## WHAT TO DO
From the data below, return all lines holding the string "JSON".

## MATERIAL PROVIDED
Segment Open
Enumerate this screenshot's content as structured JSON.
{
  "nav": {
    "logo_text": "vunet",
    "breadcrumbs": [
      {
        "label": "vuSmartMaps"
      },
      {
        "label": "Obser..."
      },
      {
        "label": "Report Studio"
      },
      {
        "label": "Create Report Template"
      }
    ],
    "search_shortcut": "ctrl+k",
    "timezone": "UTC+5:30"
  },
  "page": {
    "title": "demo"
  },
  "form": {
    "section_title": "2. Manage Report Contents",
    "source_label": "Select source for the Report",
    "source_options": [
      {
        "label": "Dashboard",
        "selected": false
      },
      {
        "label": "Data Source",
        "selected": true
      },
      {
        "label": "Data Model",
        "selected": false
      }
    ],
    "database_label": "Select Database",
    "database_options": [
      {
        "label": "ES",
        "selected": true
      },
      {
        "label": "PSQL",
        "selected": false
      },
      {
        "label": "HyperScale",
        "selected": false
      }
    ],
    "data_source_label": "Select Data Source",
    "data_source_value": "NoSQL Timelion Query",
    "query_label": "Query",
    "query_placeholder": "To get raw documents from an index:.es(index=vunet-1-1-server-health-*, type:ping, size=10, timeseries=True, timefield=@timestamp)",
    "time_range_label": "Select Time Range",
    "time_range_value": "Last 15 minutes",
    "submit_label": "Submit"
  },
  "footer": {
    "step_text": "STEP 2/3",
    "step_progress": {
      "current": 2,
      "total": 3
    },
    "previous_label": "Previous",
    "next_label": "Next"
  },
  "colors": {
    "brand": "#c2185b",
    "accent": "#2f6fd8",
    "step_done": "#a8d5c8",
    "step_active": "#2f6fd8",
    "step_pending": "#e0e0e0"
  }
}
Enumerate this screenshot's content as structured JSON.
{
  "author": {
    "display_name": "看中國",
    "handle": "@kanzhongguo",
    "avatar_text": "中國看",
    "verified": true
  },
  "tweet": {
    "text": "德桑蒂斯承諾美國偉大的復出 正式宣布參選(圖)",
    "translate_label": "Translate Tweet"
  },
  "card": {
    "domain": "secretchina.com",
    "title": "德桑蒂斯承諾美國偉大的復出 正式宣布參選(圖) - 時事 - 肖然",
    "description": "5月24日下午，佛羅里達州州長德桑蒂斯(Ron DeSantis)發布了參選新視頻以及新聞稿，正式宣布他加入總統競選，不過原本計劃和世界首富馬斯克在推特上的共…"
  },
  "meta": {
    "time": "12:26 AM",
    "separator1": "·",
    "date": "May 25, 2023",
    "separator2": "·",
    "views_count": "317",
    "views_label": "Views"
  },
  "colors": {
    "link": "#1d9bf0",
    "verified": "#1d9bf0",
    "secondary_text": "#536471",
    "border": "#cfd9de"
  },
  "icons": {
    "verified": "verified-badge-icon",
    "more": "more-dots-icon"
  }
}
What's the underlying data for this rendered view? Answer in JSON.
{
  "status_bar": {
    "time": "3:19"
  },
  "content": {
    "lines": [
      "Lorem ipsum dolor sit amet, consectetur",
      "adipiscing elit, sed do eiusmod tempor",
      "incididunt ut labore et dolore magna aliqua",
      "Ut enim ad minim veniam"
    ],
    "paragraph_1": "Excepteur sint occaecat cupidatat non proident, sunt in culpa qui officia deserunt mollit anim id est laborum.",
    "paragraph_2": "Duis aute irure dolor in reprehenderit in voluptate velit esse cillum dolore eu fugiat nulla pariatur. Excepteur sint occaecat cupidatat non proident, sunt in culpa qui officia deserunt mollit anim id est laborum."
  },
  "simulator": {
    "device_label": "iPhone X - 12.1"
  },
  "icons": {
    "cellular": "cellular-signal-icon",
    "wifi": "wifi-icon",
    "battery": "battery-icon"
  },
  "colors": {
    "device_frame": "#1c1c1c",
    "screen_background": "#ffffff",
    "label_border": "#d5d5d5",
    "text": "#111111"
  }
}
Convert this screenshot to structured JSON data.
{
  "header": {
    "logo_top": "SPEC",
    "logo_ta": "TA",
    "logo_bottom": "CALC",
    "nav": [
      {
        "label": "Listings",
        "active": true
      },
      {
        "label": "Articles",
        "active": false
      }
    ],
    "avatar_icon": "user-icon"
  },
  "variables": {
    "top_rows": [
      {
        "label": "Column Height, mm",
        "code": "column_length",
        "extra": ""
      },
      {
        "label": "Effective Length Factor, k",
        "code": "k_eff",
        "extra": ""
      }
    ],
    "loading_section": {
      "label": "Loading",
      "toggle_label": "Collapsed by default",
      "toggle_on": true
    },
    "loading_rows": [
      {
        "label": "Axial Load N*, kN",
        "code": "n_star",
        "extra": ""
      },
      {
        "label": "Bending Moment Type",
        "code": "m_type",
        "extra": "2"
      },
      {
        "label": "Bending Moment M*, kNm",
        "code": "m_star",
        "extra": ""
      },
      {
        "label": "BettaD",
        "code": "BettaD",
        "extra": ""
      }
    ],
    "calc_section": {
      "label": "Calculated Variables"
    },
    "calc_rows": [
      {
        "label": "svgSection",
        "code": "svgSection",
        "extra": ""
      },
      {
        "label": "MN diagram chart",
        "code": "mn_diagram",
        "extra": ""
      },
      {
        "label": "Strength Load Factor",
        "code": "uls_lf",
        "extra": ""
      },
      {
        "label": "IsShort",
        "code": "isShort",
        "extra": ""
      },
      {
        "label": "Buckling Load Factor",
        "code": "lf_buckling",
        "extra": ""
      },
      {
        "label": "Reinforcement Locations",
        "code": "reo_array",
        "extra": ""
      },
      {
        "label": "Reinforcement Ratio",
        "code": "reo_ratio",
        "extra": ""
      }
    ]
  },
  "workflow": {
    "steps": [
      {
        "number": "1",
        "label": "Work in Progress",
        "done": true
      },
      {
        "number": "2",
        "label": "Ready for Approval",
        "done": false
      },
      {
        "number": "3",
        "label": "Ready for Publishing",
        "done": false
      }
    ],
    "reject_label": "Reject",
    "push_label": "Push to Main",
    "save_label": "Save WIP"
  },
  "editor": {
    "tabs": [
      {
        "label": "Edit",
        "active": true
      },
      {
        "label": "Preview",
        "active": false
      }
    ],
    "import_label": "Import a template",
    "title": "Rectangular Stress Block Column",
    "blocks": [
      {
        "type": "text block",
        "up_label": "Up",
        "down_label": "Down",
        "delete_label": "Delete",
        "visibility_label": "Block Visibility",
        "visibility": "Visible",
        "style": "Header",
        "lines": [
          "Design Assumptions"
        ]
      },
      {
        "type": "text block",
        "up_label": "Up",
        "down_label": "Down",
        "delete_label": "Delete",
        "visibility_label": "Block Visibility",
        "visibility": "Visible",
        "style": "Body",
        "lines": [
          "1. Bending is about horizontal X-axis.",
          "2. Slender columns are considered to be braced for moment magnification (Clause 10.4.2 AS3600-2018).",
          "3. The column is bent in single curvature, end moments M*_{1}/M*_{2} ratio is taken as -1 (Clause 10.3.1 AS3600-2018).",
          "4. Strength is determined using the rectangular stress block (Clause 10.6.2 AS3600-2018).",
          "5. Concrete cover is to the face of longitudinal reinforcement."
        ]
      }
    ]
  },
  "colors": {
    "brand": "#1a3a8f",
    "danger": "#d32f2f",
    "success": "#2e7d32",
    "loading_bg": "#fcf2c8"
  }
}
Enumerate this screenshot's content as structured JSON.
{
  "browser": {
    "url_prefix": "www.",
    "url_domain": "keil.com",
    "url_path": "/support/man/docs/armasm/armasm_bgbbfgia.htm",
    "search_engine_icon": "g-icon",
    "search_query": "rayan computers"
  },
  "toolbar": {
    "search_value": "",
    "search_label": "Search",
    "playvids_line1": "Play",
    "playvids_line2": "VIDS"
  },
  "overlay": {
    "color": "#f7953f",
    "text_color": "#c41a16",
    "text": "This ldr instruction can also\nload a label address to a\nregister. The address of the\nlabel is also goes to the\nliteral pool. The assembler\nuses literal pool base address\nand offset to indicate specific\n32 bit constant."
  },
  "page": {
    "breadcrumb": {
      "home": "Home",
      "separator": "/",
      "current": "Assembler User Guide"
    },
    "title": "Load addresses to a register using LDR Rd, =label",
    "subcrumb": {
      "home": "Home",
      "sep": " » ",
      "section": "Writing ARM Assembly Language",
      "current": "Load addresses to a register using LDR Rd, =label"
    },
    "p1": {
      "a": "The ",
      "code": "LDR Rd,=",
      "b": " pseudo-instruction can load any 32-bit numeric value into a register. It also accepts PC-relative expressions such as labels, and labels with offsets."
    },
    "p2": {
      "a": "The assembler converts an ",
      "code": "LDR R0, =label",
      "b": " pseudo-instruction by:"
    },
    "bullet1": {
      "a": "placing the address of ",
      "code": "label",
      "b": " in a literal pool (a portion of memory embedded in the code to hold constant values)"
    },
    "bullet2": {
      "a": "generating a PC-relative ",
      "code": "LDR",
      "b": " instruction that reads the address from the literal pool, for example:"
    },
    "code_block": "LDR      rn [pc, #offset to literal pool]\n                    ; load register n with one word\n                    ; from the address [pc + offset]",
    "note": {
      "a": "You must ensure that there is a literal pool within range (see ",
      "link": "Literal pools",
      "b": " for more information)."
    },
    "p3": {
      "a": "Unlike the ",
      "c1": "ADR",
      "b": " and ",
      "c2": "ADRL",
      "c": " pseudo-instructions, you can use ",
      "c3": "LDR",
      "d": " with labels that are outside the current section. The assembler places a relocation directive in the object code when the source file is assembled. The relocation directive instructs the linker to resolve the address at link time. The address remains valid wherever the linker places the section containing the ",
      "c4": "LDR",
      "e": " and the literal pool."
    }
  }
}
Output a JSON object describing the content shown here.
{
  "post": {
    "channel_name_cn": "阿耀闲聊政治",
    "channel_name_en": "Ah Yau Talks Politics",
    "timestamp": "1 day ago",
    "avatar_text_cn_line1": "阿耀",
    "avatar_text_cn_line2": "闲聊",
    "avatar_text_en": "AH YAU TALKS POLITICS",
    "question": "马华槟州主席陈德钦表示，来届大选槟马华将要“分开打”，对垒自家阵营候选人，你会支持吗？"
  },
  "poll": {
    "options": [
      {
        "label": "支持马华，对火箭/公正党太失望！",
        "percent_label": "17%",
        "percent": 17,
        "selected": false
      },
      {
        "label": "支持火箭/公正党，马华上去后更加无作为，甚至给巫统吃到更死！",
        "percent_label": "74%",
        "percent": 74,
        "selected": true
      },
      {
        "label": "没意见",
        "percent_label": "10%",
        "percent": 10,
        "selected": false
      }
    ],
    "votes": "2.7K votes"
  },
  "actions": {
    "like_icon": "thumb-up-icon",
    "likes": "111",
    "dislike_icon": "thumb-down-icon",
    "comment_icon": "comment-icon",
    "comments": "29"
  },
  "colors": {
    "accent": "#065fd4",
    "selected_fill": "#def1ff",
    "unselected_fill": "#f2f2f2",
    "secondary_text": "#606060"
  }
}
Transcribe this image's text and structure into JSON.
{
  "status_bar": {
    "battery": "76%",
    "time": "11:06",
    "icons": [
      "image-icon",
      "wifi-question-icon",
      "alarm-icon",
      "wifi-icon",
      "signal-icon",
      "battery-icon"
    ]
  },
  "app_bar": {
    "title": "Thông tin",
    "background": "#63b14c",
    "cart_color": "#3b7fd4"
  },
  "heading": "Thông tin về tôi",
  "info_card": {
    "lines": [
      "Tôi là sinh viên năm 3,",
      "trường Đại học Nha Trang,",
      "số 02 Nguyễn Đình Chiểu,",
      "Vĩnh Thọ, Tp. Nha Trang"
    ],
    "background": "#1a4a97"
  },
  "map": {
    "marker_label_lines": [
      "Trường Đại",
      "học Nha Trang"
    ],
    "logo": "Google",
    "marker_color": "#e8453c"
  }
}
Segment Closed
## RESULT OF THIS EXERCISE
Enumerate this screenshot's content as structured JSON.
Enumerate this screenshot's content as structured JSON.
What's the underlying data for this rendered view? Answer in JSON.
Convert this screenshot to structured JSON data.
Enumerate this screenshot's content as structured JSON.
Output a JSON object describing the content shown here.
Transcribe this image's text and structure into JSON.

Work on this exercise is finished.